Fire Chief Ruben Torres is stepping down from the Livermore-Pleasanton Fire Department next month after agreeing to become the next leader of the Santa Clara Fire Department, LPFD officials announced on Friday.
A longtime firefighter and former fire chief in San Jose, Torres led LPFD for just over four years as the fourth permanent fire chief since the two cities' fire departments merged in 1996.
Assistant fire chief Jeff Peters has been selected as interim fire chief to lead LPFD while Pleasanton and Livermore leaders recruit for the department's next permanent leader -- a process that could extend into 2020.
"I have been so fortunate to have had the opportunity to lead not only one, but two cities in their joint fire protection services, and am proud of what the department has accomplished during my service in Livermore and Pleasanton. I will always be grateful for this unique opportunity," Torres said in a statement Friday morning.
Torres took the helm at LPFD in February 2015 after 29 years with the San Jose Fire Department, where he'd claimed the ranks from an entry-level firefighter all the way up to fire chief of the nation's 10th largest fire department at the time. Torres said he was attracted to the LPFD position for the chance to lead a smaller department.

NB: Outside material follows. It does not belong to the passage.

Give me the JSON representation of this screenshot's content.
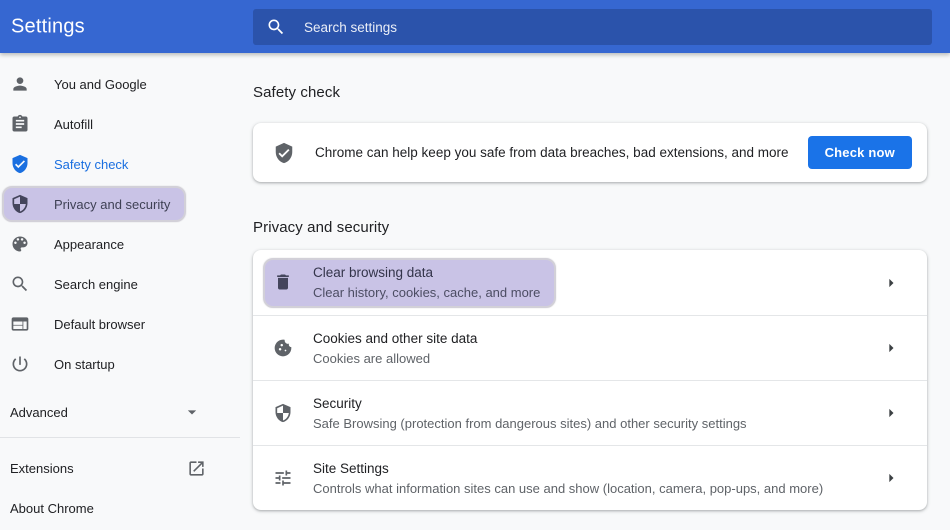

He will now return to his native South Bay, taking over for retiring Fire Chief Bill Kelly at the Santa Clara Fire Department, effective June 30, after rising to the top in Santa Clara's nationwide recruitment process.
"I look forward to working in partnership with the community and building upon the great work that the Santa Clara Fire Department has accomplished over the past several years," Torres said in a statement released by that city. "As fire chief, I recognize the importance of our organization being well-positioned and nimble to address the service delivery demands of a growing city while also continuing to deliver extraordinary service for Santa Clarans."
Pleasanton and Livermore city leaders praised Torres for key efforts during his tenure with LPFD, including spearheading an update to the cities' joint-powers agreement for fire service, modernizing the department's fire apparatus and diversifying the department's workforce to better reflect the populations of both communities.
"The city of Pleasanton is grateful for Chief Torres' leadership," City Manager Nelson Fialho said in a statement. "His effective, results-driven approach has created the necessary framework for a world-class fire department that will operate well beyond his tenure. I'm very thankful for his service and his leadership of the department."
Livermore City Manager Marc Roberts added that his city benefited greatly from Torres' leadership and firefighting background.
"He demonstrated an exceptional ability to provide outstanding fire protection service to our two cities, and for that our communities have been better served. I am pleased to have had Ruben at the helm of LPFD and appreciative for his high level of professionalism," Roberts said.
The two cities will now coordinate on recruiting for the LPFD's next permanent fire chief, with Peters taking the reins on an interim basis in the meantime. Peters, who was born and raised in Livermore, has served as a firefighter in his hometown for nearly three decades, including the last four years as LPFD's assistant fire chief.
The upcoming hiring process is expected to last between six and eight months.
City leaders have said in the past that a major factor affecting recruitment is that the LPFD fire chief reports to both city managers and two separate City Councils while overseeing services for residents in two different cities.
The LPFD is governed by a JPA board of directors -- a subcommittee of city councils -- while the city managers of Livermore and Pleasanton serve as the department's joint executive directors. The JPA has allowed for more efficient administration and cost-effective delivery of fire services in Pleasanton and Livermore, according to leaders with both cities.